Washington can no longer take the Caribbean for granted. That means more than just impotently warning partners south of the hemisphere about China and Russia. Instead it will require more effective diplomacy and economic statecraft.
The U.S. must recognize the role of China and Venezuela in the Caribbean and develop policies that compete with these rivals rather than simply telling the Caribbean to get in line with U.S. objectives.
On the eve of a massive oil windfall, Guyana finds itself in the midst of a political power struggle, forcing the United States to walk a careful path between a comfortable partner and a regime it once looked on with suspicion.
A group of nine Republican U.S. Senators have sent a letter to Secretary of State Pompeo asking him to cut U.S. funding to the IACHR. What they’re doing is undercutting their own party’s human rights agenda.

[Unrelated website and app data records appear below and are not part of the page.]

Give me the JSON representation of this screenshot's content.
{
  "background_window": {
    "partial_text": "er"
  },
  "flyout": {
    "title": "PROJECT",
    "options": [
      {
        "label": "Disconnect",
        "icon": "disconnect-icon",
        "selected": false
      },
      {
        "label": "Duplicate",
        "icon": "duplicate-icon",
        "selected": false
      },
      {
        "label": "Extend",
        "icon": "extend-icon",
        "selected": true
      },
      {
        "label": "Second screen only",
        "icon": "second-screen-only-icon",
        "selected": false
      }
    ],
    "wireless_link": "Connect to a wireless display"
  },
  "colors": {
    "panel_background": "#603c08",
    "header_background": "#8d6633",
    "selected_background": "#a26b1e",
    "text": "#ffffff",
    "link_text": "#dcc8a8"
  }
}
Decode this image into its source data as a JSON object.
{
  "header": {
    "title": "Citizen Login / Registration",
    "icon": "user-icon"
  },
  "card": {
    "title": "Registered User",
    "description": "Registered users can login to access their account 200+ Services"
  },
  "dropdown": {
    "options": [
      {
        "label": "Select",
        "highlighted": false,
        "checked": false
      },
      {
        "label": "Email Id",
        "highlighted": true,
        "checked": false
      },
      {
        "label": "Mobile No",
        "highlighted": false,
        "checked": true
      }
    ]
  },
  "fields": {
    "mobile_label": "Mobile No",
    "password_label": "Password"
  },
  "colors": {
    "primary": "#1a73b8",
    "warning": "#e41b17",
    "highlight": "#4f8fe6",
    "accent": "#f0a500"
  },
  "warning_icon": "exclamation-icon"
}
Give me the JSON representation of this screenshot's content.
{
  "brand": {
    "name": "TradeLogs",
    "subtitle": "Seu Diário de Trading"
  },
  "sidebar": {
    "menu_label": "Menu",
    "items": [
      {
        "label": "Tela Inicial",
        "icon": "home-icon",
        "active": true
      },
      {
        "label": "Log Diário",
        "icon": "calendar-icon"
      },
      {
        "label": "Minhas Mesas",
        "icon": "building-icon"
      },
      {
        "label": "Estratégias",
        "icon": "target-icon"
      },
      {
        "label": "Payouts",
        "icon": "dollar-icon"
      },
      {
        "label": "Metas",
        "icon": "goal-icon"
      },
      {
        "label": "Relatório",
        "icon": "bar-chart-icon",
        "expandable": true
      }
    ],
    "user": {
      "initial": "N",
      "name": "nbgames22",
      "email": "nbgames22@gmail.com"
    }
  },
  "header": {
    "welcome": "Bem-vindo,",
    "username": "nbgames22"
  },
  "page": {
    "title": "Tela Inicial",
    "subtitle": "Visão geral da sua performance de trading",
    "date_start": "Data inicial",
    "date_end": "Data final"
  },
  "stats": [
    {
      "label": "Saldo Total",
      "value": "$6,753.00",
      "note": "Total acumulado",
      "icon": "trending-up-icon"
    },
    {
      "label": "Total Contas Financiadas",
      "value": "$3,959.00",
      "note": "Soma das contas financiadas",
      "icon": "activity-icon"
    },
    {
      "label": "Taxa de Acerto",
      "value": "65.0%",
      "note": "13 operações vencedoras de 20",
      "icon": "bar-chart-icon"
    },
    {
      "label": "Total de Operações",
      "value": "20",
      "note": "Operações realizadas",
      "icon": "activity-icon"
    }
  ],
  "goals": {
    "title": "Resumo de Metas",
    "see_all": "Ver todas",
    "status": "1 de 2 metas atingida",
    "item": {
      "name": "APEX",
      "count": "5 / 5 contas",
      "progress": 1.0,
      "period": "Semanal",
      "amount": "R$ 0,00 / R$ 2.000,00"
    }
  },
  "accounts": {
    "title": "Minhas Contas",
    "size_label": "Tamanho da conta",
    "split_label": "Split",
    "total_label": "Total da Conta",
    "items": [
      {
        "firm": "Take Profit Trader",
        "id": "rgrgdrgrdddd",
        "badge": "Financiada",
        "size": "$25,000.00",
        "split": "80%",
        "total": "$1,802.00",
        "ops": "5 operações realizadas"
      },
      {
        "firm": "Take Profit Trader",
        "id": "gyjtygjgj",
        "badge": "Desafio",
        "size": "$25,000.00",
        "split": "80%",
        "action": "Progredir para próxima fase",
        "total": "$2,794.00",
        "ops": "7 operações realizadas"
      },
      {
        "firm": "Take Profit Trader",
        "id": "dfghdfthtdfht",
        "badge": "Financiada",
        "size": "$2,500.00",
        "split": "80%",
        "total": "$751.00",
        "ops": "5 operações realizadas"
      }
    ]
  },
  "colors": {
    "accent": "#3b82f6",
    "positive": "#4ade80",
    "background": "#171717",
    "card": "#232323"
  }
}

The use of military force to bring about regime change in Latin America would set U.S.-Latin American relations back decades. The U.S. needs to follow a more pragmatic and ultimately productive approach.